When it comes to variable declaration and initialization, there are several important considerations:
Data Type: Variables can have different data types such as integer (
int), floating-point numbers (
float), characters (
char), or Boolean values (
bool). Choosing the appropriate data type is crucial as it determines the range of values that can be stored and the operations that can be performed on the variable.
- Scope: Variables have different scopes depending on where they are declared within a program. Local variables have limited scope within specific functions or code blocks, while global variables can be accessed throughout the entire program.
- Constant Variables: Sometimes, we may want to define variables with constant values that cannot be modified during runtime. These constants provide stability and ensure that certain values remain fixed throughout the execution of a program.
- Naming Conventions: It is essential to follow proper naming conventions when declaring variables. This helps improve code readability and maintainability by using meaningful names that accurately represent their purpose.
Now that we have explored variable declaration and initialization in detail, let’s move on to discussing another vital aspect: Variable Naming Conventions.
|int||Used for whole numbers|
|float||Used for decimal numbers|
|char||Used for single characters|
|bool||Used for Boolean values|
It is important to keep these considerations in mind when working with variables in programming languages. By understanding the different data types, scopes, constant variables, and naming conventions, we can effectively declare and initialize variables that are essential for our programs.
Next, let’s move on to exploring Variable Naming Conventions and how they play a crucial role in writing clean and maintainable code.
Variable Naming Conventions
In the previous section, we explored the concept of variable scopes in programming languages. Now, let’s delve deeper into this topic and understand how variables are named in different programming languages.
Imagine a scenario where you are working on a complex software project with multiple developers. Each developer is responsible for writing code within their designated area of expertise to ensure smooth collaboration. In this situation, understanding variable scopes becomes crucial as it helps prevent conflicts and ensures that each part of the program functions correctly.
To gain clarity on variable scopes, consider the following key points:
- Local Variables: These variables have limited visibility and can only be accessed within a specific block of code or function. Once the execution flow moves out of that block or function, local variables cease to exist, ensuring they do not interfere with other parts of the program.
- Global Variables: Unlike local variables, global variables have broader scope and can be accessed from anywhere within the program. However, excessive use of global variables may lead to confusion and hinder code maintainability.

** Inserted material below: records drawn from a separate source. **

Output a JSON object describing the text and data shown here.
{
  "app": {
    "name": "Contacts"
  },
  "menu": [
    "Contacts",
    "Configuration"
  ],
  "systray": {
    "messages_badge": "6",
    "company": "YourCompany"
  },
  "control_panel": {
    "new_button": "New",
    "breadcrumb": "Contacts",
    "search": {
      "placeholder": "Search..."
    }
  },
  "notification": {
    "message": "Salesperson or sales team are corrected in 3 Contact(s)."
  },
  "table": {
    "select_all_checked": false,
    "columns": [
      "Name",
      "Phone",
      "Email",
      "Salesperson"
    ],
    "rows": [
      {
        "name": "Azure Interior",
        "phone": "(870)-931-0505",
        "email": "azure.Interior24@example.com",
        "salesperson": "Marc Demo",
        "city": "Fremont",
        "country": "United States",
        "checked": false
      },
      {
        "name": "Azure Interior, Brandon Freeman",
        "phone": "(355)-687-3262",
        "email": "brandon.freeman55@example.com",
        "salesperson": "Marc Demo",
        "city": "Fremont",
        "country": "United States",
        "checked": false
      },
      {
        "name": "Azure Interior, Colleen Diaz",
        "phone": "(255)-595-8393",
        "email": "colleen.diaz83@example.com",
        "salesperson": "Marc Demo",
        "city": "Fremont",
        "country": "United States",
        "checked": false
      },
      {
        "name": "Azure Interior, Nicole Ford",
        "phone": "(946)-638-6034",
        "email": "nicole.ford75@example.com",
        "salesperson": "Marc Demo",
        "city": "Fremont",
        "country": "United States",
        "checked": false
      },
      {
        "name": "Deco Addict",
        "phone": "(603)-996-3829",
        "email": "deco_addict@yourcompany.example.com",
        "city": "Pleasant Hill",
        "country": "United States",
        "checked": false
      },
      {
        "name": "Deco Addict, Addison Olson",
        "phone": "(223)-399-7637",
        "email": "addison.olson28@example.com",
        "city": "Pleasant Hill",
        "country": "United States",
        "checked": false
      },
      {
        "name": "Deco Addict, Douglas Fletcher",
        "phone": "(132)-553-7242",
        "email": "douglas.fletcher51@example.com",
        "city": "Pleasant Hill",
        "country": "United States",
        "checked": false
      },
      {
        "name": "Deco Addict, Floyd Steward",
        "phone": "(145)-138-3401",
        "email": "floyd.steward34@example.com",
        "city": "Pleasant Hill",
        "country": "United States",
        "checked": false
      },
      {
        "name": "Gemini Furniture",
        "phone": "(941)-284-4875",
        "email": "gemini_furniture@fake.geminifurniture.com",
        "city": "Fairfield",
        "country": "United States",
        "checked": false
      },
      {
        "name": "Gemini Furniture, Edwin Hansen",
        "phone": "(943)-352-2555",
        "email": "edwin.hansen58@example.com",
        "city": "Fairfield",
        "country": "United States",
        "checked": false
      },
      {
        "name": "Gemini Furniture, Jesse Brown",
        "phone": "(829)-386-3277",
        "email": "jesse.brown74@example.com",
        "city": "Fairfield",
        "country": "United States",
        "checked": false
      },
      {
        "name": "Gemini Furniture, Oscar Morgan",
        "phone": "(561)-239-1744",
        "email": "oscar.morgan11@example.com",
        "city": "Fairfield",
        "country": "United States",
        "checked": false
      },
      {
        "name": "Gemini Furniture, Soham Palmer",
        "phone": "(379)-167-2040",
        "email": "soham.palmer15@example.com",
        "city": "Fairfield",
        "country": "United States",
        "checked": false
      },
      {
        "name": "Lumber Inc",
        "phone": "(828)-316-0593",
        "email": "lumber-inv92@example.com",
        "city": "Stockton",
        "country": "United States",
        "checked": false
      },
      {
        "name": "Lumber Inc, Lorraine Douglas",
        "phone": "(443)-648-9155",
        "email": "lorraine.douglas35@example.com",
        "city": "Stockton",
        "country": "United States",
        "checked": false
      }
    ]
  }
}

- Static Variables: Static variables retain their values across multiple invocations of a function. They are primarily used when we want to preserve certain data between consecutive calls while avoiding global scope pollution.
- Constant Variables: Constant variables hold fixed values that cannot be modified during runtime. This provides stability to our programs by preventing accidental changes.
Let’s summarize these concepts in an easy-to-read table format:
|Local||Limited||Until block/function ends|
|Global||Broad||Throughout program execution|
|Static||Function||Retains value between calls|
|Constant||Limited||Throughout program execution|
Understanding variable scopes is fundamental in programming as it allows us to organize our code effectively and avoid errors caused by conflicting variable names. By adhering to naming conventions and utilizing appropriate scopes, developers can ensure the integrity of their programs.
In this section, we explored different types of variable scopes commonly used in programming languages. With a solid understanding of variable scoping mechanisms, we are better equipped to write robust and maintainable code.